A Rhino stampede finally has driven injection molder Empire Precision Plastics of Rochester, N.Y., to a different location in the same city.
Empire's existing site was threatened by plans to build a new stadium for the Rochester Rhinos pro soccer team. The owners of the new stadium - along with Empire's landlord and city, county and state governments - put together a $795,000 package that will allow Empire to relocate to a larger site about five miles away.
The deal allows Empire to keep its 45 jobs in Rochester, which is where owner Neal Elli wanted to stay all along.
``Rochester is centrally located for us and our customers,'' Elli said by phone Jan. 15. ``It's the most advantageous spot for us.''
Elli had wanted to expand his business on city-owned land that now will be used for the stadium. Empire is gaining about 5,000 square feet by moving to the new site, which covers more than 30,000 square feet.
Empire, which posted sales of $7 million last year, primarily molds high-precision parts for the electrical/electronics industry. The 12-year-old firm operates 25 injection molding presses.
Elli credited newly elected county executive Maggie Brooks and Rochester Mayor William Johnson with cooperating and putting together the funding needed for Empire's relocation. Brooks and Johnson had run against each other last fall for the county executive post.
``In the past, Rochester had a pretty fractious city and county government,'' Elli said. ``This [deal] is one of the first things they've done together.''
Empire's move is expected to be complete by September. The 11,000-seat stadium probably won't be completed in time for the Rhinos' 2004 season, but Elli said it could be used for concerts and high school sports later this year.

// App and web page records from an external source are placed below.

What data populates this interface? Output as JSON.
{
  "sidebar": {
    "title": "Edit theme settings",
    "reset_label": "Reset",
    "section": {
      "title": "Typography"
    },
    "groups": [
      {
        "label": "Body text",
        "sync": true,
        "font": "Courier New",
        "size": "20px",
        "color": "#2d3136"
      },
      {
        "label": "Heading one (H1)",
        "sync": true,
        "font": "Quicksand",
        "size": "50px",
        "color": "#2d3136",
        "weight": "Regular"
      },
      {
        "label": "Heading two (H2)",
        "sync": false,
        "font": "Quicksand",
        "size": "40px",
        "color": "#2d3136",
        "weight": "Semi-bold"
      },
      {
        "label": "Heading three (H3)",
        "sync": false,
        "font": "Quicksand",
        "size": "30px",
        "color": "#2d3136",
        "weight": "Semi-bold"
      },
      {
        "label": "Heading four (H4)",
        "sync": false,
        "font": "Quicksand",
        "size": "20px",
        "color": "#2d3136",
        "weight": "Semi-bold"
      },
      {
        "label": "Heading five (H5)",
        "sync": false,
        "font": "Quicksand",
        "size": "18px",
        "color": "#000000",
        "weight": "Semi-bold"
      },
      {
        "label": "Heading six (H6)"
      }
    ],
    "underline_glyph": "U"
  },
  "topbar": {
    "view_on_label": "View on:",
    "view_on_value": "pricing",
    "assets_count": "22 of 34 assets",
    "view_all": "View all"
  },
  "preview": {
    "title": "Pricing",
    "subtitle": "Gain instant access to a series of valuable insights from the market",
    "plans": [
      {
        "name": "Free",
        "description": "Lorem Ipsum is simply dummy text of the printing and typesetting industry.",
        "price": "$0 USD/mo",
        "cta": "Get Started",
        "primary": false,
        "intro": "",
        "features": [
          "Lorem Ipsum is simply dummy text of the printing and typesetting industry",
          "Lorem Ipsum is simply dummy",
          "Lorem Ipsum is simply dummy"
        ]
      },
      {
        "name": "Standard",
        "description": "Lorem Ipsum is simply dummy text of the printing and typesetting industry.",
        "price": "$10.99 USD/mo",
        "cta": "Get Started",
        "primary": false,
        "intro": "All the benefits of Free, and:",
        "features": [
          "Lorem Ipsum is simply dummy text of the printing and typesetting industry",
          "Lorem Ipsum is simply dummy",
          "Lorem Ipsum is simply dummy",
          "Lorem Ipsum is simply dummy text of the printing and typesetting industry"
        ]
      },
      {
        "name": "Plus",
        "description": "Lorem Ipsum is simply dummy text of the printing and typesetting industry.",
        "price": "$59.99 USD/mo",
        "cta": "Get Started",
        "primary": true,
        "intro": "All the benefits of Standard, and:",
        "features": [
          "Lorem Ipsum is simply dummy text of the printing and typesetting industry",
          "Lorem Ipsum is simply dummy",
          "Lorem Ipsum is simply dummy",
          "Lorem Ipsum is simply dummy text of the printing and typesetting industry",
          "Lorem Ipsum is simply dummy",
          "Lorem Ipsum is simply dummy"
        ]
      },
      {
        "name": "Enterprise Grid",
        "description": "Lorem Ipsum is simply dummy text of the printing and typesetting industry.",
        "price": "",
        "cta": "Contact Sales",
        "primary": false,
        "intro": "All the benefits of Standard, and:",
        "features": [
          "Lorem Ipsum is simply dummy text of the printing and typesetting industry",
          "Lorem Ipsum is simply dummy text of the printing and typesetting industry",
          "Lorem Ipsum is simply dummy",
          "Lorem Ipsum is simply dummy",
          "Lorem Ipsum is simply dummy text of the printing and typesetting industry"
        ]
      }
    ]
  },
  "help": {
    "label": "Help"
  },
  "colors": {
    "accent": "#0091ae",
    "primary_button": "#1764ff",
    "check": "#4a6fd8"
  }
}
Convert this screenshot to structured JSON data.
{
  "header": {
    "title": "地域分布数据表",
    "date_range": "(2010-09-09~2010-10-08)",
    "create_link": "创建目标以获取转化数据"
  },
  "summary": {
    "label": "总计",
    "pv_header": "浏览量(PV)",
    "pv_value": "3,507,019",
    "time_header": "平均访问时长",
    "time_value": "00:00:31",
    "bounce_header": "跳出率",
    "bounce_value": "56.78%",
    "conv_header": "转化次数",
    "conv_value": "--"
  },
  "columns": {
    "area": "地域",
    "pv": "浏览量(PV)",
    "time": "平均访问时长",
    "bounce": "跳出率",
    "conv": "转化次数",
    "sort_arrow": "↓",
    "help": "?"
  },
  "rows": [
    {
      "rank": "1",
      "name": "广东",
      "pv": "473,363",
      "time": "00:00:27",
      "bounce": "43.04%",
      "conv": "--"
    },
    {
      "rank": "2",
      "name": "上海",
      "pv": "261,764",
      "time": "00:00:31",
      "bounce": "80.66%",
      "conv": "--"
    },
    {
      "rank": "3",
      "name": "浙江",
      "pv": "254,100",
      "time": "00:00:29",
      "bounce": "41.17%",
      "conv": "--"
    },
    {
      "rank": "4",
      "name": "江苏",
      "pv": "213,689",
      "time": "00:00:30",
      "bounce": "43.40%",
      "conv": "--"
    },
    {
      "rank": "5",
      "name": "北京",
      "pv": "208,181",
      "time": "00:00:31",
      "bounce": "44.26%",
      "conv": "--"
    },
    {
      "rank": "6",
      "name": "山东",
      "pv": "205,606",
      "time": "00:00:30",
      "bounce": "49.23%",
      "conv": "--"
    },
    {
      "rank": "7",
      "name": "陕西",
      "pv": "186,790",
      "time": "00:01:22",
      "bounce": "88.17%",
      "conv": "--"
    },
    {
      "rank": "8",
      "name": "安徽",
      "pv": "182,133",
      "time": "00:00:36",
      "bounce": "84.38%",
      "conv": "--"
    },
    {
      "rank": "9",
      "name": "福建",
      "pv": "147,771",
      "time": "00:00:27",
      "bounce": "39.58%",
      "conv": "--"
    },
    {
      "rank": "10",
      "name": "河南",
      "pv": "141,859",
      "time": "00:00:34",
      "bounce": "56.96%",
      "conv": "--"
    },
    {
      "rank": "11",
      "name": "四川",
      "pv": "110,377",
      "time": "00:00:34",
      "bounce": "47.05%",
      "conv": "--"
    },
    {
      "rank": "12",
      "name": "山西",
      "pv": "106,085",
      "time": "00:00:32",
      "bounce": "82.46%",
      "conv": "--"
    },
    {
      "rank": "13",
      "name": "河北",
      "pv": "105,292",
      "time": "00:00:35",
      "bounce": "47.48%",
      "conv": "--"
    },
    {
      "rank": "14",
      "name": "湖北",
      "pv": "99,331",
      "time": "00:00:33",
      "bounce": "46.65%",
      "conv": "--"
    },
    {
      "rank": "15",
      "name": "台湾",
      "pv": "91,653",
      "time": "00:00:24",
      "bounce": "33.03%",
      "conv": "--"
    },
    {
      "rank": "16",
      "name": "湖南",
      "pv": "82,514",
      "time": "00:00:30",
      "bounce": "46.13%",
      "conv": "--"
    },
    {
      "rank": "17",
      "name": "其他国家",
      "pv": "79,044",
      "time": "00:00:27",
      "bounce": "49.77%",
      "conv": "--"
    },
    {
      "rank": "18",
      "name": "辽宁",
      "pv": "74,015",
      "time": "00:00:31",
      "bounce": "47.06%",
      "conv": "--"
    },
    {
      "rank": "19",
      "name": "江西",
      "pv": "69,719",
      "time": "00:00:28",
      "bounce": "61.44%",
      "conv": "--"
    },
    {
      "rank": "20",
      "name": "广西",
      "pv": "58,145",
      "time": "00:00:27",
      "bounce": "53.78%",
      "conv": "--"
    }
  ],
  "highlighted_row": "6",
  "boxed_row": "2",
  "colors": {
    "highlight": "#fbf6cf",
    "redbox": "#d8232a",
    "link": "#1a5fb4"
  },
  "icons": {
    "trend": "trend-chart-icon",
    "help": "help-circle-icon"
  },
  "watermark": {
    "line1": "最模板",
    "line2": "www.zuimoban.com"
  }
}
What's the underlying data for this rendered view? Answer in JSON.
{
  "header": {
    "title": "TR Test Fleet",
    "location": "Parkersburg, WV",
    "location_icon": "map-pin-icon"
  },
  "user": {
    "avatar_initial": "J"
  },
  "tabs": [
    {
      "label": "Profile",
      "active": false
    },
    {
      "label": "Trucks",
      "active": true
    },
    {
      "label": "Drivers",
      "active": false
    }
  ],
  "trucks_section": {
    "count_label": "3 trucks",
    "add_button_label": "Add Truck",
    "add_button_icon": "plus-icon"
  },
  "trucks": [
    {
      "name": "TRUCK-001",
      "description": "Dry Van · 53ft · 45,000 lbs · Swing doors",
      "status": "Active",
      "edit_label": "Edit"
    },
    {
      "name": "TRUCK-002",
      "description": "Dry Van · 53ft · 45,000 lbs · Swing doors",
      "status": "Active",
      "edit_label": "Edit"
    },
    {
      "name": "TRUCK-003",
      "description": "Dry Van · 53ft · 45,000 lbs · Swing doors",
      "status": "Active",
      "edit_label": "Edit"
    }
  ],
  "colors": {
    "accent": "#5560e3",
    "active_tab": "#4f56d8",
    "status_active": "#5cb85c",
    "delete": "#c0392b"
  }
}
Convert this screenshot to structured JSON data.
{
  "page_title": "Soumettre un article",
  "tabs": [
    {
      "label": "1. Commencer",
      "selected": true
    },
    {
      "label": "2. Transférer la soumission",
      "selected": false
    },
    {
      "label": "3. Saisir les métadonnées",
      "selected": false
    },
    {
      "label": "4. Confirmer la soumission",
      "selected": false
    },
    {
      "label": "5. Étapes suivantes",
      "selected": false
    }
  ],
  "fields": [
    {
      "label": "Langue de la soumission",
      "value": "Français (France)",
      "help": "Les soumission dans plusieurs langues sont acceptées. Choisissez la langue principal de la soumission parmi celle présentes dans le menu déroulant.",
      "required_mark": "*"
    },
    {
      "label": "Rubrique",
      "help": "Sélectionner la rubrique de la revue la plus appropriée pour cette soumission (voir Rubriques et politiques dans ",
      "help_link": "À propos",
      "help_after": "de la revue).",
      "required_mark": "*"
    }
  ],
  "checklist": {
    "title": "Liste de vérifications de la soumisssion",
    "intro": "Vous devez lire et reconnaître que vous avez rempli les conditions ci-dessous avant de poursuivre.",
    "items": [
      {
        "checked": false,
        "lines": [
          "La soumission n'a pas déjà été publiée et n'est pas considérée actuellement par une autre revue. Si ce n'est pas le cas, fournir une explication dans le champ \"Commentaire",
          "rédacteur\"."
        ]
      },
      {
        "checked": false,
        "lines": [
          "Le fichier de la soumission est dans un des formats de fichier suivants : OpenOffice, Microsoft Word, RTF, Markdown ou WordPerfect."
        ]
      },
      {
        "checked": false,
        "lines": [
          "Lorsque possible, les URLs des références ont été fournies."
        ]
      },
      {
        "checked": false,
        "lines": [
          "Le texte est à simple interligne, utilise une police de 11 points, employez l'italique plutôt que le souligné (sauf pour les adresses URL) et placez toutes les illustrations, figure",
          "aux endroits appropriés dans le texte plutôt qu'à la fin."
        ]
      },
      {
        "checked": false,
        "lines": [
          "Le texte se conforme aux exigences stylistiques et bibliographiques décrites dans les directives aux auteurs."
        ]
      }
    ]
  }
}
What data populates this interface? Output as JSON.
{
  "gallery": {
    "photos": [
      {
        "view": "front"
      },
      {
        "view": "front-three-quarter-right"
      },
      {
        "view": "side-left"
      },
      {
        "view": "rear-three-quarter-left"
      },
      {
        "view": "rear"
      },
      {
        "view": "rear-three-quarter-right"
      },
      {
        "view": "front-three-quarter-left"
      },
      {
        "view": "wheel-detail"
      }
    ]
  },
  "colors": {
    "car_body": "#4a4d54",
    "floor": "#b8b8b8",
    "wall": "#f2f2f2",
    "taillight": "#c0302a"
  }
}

``The stadium is the best thing for Rochester, but it's also good that we were able to work something out that will let us stay in the city,'' he said.